While Celtics fans – and the Celtics players, for that matter – may not want to watch the Raptors’ game-winning three-point play in Thursday’s Game 3 of their playoff series on loop, it’s worth another look. Because it’s just that good.
After Kemba Walker dished to Daniel Theis for a punctuated dunk that put the Celtics up, 103-101, and left just a half-second on the clock, Toronto had to be perfect if it had any chance of winning.
And it was.
Here’s a closer look at how the OG Anunoby pulled off the buzzer-beating 3:
Tacko Fall enters the game.
Coach Brad Stevens put 7-foot-5-inch center Tacko Fall in to guard Kyle Lowry’s sideline inbounds pass. On the bench, Walker was so nervous that something bad might happen that he could not watch.
The Celtics were in zone.
The Celtics came out in a zone defense, ideally to leave them less susceptible to a series of screens.

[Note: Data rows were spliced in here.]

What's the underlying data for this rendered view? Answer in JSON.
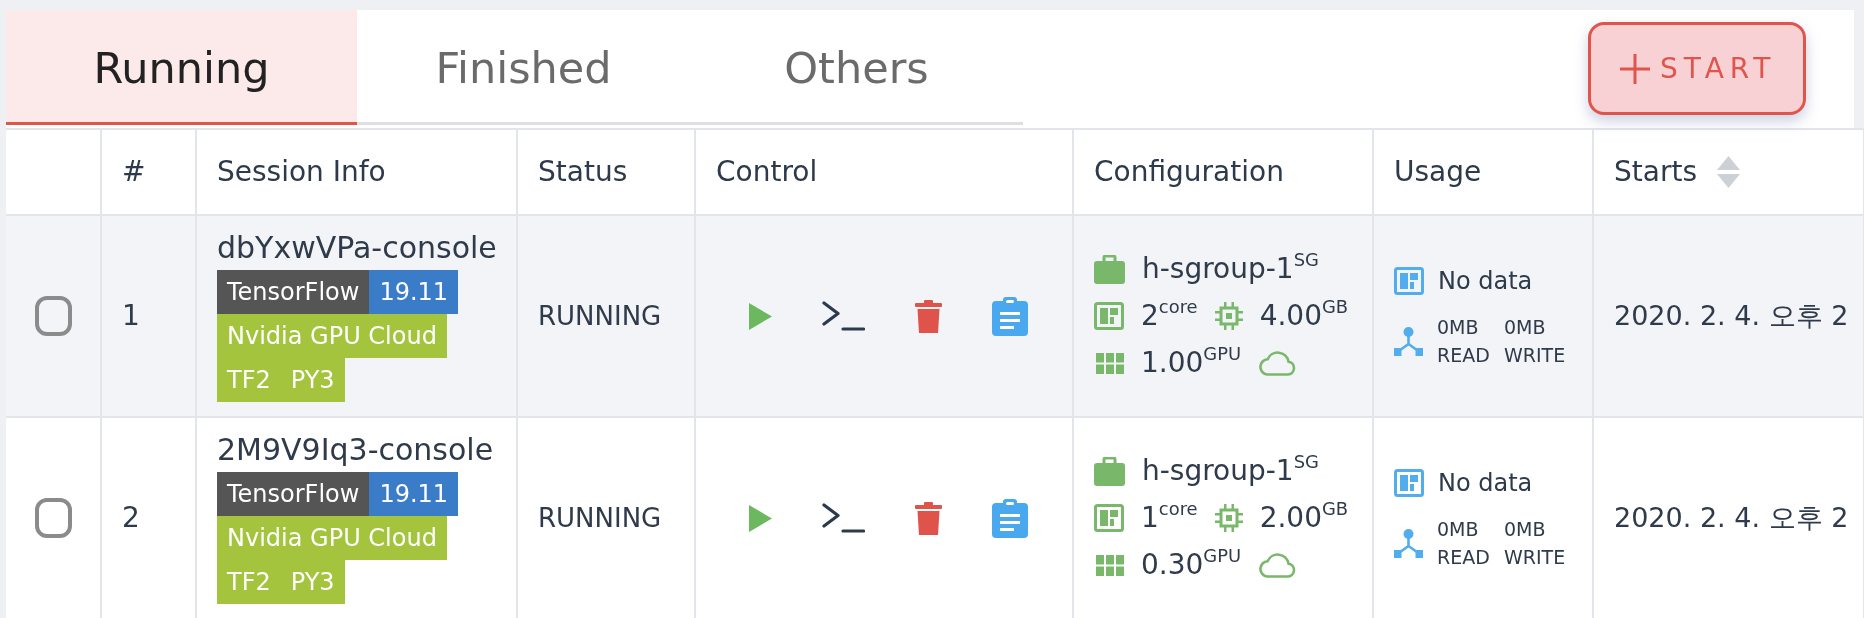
{
  "tabs": [
    {
      "label": "Running",
      "selected": true
    },
    {
      "label": "Finished",
      "selected": false
    },
    {
      "label": "Others",
      "selected": false
    }
  ],
  "start_button": {
    "label": "START"
  },
  "table": {
    "columns": [
      {
        "label": "#",
        "sortable": false
      },
      {
        "label": "Session Info",
        "sortable": false
      },
      {
        "label": "Status",
        "sortable": false
      },
      {
        "label": "Control",
        "sortable": false
      },
      {
        "label": "Configuration",
        "sortable": false
      },
      {
        "label": "Usage",
        "sortable": false
      },
      {
        "label": "Starts",
        "sortable": true
      }
    ],
    "rows": [
      {
        "checked": false,
        "number": "1",
        "session_name": "dbYxwVPa-console",
        "tags": [
          {
            "segments": [
              {
                "text": "TensorFlow",
                "color": "#555555"
              },
              {
                "text": "19.11",
                "color": "#3a7cc8"
              }
            ]
          },
          {
            "segments": [
              {
                "text": "Nvidia GPU Cloud",
                "color": "#a4c43e"
              }
            ]
          },
          {
            "segments": [
              {
                "text": "TF2",
                "color": "#a4c43e"
              },
              {
                "text": "PY3",
                "color": "#a4c43e"
              }
            ]
          }
        ],
        "status": "RUNNING",
        "configuration": {
          "scaling_group": "h-sgroup-1$^{SG}$",
          "cpu": "2$^{core}$",
          "memory": "4.00$^{GB}$",
          "gpu": "1.00$^{GPU}$"
        },
        "usage": {
          "reading": "No data",
          "read": "0MB",
          "write": "0MB",
          "read_label": "READ",
          "write_label": "WRITE"
        },
        "starts": "2020. 2. 4. 오후 2"
      },
      {
        "checked": false,
        "number": "2",
        "session_name": "2M9V9Iq3-console",
        "tags": [
          {
            "segments": [
              {
                "text": "TensorFlow",
                "color": "#555555"
              },
              {
                "text": "19.11",
                "color": "#3a7cc8"
              }
            ]
          },
          {
            "segments": [
              {
                "text": "Nvidia GPU Cloud",
                "color": "#a4c43e"
              }
            ]
          },
          {
            "segments": [
              {
                "text": "TF2",
                "color": "#a4c43e"
              },
              {
                "text": "PY3",
                "color": "#a4c43e"
              }
            ]
          }
        ],
        "status": "RUNNING",
        "configuration": {
          "scaling_group": "h-sgroup-1$^{SG}$",
          "cpu": "1$^{core}$",
          "memory": "2.00$^{GB}$",
          "gpu": "0.30$^{GPU}$"
        },
        "usage": {
          "reading": "No data",
          "read": "0MB",
          "write": "0MB",
          "read_label": "READ",
          "write_label": "WRITE"
        },
        "starts": "2020. 2. 4. 오후 2"
      }
    ]
  }
}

It’s their usual approach in these situations, and it generally works out well. They were pointing out and calling switches.
No one saw OG Anunoby on the baseline.
Jayson Tatum started on Anunoby, the lowest threat on the court. Anunoby casually jogged along the baseline to the far corner before the ball was inbounded.
Tatum appeared to point to let Jaylen Brown know so he could switch onto him. But Brown had his back to them as he guarded Pascal Siakam in the paint, and it did not look like Tatum yelled anything to him.
Fred VanVleet was the focus.
The Celtics’ focus was on VanVleet, the most dangerous option in this situation. Tatum said Marcus Smart passed VanVleet off to him.
“So OG cut. I was passing to the next guy,” Tatum said after the game. “We just didn’t communicate. Everybody didn’t hear it. It’s not on one person.”
When Marc Gasol set a screen for VanVleet, Smart pointed for a switch. Theis and Tatum both shaded toward VanVleet, smothering that option, but also leaving Boston vulnerable elsewhere.
Gasol then set a screen for Pascal Siakam, who ran toward the top of the key. Brown switched onto Gasol, and Smart switched onto Siakam. And as all this was transpiring, before the ball was even inbounded, Anunoby stood alone in the far left corner.
You can see the switches better if you slow down the play. Watch how Tatum and Smart swap at the top at the key.
Lowry’s pass was perfect.
The only way the Raptors could get a shot off in time was if the inbounds pass landed right in Anunoby’s hands.
Lowry, despite being guarded by Fall, was able to drop it front-and-center to Anunoby, who didn’t hesitate and put the shot up. It was an absurdly difficult crosscourt pass that looked like it was executed with ease.
Brown couldn’t get to Anunoby in time.
By the time Brown recovered and contested the shot, he was a half-step behind. It was too late, as the 3-pointer splashed through the net and sent the Raptors to an improbable 104-103 win in Orlando that pulled them within 2-1 in this series.
Here’s what the Celtics were thinking after the game.
Brown called it a miscommunication.
“That’s really all what happened. At the end of the day, we’ve just got to be better as a unit. Regardless of what [defense] we were in, we know we had to guard the 3-point line. So, that was just a [expletive] disgrace at the end of the game. That was just terrible. No way we should have lost that game. I take responsibility for that. Not just that play but a lot of the plays before.”
But he also acknowledged how one stop made the difference between going up 3-0 and taking all the momentum into Saturday, and needing to get two more wins to move on to the Eastern Conference Finals.
“We just needed one stop to win the [expletive] game,” Brown said, “and we end up losing.”
Where do they go from here?
As Gary Washburn points out that the Celtics focus will eventually have to shift to positivity.
“It required a combined 56 points from Lowry and Fred VanVleet, a below-average game from Tatum, and a miracle shot for the Raptors to beat the Celtics.”
The Celtics, who lead the series, 2-1, are back at it on Saturday, with a 6:30 p.m. tipoff for Game 4.